Saturday, 3 April 2010


Although not as publicly renowned as his National Film and Television School contemporary Nick Park, Mark Baker has nonetheless garnered Oscar nominations for his animated short films The Hill Farm (1988), The Village (1993) and Jolly Roger (1998), and is widely regarded as one of the leading British animators to emerge since the 1970s. His work typically features a deceptively simple, almost childlike hand-drawn visual style, but this conceals a far more sophisticated, adult-oriented view of the world.

Born in London in 1959, Baker made 8mm animated films in his teens (including The King's Jester, 1978), and studied animation at the West Surrey College of Art and Design, where he made The Three Knights (1982). He then spent a year animating television commercials for Richard Purdum Productions, after which he enrolled at the NFTS to study film animation. There, he spent much of the time making The Hill Farm almost single-handed. Dialogue-free, it depicts three very different groups making use of the same part of the countryside for farming, hunting and camping, and shows a vivid awareness of the essentially cyclical nature of country life. Completed in 1988, in addition to its Oscar nomination it won a BAFTA, the Grand Prix at the Annecy Animation Festival and many other awards - and was also highly praised by the great Russian animator Yuri Norstein.

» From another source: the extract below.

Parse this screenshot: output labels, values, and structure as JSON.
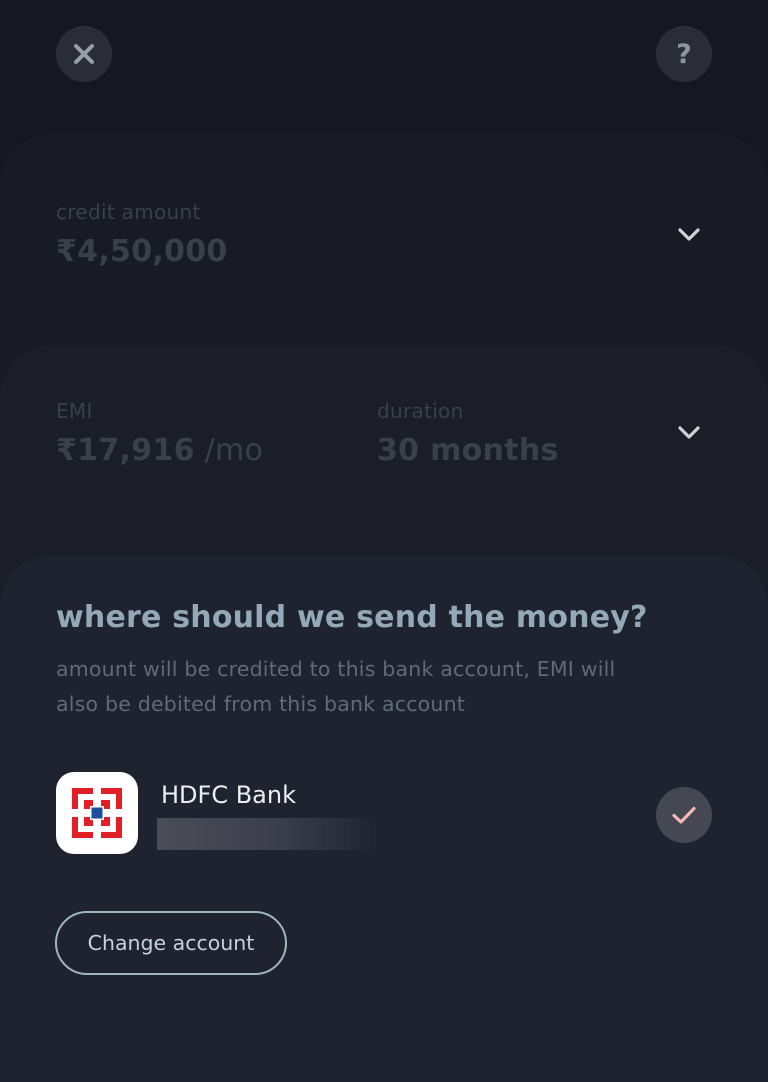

After graduating in 1989, Baker worked as a freelance animator and director for various companies including TVC, Speedy Films, David Anderson Films and Pizazz Pictures. During this period he also worked on The Village, which Channel Four commissioned following widespread acclaim for The Hill Farm. Completed in 1993, it depicts life in a remote village whose inhabitants spend half the time trying to uncover each other's dark secrets, and the rest ensuring that their own stay buried.

Jolly Roger (1998), a lively romp about a cowardly pirate, was the first of Baker's films to make use of computer animation - though the artwork was originally hand-drawn on paper prior to scanning and digital manipulation. The 13-part BBC children's series The Big Knights (2000), co-directed with Astley, returned to the territory of The Three Knights in its sending-up of traditional chivalric myths. Its vocal cast included Brian Blessed as Sir Morris, whose boisterous enthusiasm compensated for his lack of skill.

More recently, Baker and Astley have catered for even younger audiences in the BAFTA-winning Peppa Pig (2004-) and Ben and Holly's Little Kingdom (2007-). The first, about a cheeky piglet and her family, has been widely acclaimed as a model example of pre-school children's animation, matching genuinely witty scripts to brightly-coloured, childlike designs that nonetheless unmistakably echo Baker's earlier work.

Michael Brooke


  1. Just stumbled upon your blog. I've always been a fan of The Hill Farm and its use of sound and music.

    I also remember seeing an animated short (that i thought looked like Mark's work but i guess not). Don't remember the name of it but it basically started and ended with a scene of Grasshoppers or Crickets in some grass. In between was a history of war. Years and years of different groups fighting each other but everything always disintegrated back to dirt, grass and the bugs. Any chance you've seen this in your course and remember the name?


  2. Oh... I don't think I've ever seen that one :(, I am sorry. I'll take another History of Animation class in Fall, so I'll pay attention to it. I'll also upload more stuff here, since I haven't done so for a while... Thank you for following my blog!